Exercise instructions:
Go through the entries below and count the lines holding the word "Query". Reply with only the number, please.
---
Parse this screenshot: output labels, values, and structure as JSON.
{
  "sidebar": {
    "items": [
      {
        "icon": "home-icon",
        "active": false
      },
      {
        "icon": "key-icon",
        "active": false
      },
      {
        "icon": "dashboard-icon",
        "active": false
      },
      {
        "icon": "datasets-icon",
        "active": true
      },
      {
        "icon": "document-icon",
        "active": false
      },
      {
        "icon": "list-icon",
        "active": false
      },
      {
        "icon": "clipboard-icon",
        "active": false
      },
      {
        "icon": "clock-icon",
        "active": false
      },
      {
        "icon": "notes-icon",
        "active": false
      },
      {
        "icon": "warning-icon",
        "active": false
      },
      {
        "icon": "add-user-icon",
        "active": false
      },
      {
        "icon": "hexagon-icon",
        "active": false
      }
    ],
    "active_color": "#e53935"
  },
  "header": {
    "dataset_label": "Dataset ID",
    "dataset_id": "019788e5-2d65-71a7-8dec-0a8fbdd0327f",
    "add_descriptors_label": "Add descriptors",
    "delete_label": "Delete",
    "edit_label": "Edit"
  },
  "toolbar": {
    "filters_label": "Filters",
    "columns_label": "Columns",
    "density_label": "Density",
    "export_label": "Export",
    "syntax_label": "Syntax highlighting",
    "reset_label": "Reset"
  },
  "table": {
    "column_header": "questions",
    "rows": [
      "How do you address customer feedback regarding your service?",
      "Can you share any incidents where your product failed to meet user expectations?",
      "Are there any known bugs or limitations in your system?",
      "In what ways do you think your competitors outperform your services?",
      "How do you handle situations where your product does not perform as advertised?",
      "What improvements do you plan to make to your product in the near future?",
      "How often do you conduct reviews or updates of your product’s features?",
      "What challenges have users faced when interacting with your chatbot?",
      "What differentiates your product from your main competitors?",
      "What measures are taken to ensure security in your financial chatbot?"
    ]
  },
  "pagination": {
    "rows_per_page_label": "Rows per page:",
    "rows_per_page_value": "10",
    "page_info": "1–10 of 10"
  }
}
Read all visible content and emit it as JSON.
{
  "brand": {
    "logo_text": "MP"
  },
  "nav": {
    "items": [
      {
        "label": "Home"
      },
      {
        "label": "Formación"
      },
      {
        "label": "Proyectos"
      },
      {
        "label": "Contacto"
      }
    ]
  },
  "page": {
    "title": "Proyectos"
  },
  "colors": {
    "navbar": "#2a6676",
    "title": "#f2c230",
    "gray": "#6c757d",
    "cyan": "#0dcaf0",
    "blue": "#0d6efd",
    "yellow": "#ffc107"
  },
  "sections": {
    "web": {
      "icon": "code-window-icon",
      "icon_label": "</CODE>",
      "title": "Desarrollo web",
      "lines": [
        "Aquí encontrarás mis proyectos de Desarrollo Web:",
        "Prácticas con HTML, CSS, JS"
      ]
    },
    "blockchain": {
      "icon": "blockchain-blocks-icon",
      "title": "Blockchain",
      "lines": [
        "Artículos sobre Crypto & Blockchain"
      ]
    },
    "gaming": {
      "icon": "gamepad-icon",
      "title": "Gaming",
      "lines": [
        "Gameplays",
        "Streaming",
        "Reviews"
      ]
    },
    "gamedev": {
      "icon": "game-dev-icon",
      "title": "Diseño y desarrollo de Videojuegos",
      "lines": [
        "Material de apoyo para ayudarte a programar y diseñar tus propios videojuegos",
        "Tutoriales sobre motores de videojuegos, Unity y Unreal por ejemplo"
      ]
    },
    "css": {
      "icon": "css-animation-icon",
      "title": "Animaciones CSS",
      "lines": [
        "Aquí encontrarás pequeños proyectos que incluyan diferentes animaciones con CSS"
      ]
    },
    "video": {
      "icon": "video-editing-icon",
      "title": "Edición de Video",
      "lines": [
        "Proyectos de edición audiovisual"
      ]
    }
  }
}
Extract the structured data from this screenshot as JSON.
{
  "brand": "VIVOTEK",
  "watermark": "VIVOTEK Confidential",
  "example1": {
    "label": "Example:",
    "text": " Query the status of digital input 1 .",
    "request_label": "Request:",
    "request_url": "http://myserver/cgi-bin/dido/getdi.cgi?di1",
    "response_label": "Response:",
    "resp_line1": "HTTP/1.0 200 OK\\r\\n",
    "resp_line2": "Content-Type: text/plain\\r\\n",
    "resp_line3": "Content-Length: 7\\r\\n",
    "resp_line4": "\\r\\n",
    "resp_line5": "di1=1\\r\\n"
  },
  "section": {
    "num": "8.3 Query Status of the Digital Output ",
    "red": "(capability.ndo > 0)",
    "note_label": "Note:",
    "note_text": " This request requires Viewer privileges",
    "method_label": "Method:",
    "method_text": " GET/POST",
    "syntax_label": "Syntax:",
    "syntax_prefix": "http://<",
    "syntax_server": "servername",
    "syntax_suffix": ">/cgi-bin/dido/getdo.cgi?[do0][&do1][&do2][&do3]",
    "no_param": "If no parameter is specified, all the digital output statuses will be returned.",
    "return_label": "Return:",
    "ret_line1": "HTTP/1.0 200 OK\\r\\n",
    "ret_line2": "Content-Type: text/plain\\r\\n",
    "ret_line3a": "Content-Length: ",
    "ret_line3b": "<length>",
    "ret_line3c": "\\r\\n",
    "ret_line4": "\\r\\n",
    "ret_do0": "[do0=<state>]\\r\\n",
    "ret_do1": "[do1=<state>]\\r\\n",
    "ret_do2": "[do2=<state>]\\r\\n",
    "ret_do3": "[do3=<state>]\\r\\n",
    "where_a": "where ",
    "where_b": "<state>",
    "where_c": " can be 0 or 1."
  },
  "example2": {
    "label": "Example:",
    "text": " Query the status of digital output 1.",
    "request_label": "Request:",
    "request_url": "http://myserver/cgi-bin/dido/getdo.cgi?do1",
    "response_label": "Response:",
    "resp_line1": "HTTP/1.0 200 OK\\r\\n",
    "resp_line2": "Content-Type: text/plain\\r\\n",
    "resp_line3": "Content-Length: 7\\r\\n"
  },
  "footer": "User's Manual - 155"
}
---
Output:
3